-- Opening Marker --

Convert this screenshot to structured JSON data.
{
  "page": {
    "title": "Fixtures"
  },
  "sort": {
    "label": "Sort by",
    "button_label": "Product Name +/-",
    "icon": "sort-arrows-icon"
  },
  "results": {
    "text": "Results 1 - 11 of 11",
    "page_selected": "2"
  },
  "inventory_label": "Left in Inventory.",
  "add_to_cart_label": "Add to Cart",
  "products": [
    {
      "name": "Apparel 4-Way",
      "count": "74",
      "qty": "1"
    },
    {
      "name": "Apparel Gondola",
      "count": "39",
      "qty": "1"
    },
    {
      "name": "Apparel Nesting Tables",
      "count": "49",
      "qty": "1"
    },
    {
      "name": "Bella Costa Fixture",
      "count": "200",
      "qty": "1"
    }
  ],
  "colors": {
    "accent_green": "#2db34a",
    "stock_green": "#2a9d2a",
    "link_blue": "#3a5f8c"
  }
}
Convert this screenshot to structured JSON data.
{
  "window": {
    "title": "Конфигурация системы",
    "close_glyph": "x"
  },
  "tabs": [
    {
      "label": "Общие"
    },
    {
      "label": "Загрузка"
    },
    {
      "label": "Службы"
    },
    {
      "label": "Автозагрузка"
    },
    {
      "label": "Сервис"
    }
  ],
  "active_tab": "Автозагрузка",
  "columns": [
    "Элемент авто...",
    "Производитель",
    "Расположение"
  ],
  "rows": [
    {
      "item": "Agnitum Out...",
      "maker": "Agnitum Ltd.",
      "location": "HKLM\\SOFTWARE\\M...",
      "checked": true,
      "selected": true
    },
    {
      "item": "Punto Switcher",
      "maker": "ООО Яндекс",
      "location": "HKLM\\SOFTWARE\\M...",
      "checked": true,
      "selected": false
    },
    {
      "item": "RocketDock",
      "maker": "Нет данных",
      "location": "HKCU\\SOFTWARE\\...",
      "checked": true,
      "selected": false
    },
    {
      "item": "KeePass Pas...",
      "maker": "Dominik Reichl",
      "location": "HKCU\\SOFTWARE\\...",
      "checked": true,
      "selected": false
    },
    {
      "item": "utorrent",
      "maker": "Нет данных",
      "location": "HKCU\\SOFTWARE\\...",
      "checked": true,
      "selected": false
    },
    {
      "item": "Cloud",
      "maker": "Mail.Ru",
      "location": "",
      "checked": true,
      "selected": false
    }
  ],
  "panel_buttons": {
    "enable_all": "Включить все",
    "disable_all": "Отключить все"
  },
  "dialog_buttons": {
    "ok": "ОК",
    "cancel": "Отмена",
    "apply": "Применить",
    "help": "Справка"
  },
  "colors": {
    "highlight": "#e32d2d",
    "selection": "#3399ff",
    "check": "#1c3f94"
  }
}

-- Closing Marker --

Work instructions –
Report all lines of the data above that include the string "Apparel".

Written answer –
      "name": "Apparel 4-Way",
      "name": "Apparel Gondola",
      "name": "Apparel Nesting Tables",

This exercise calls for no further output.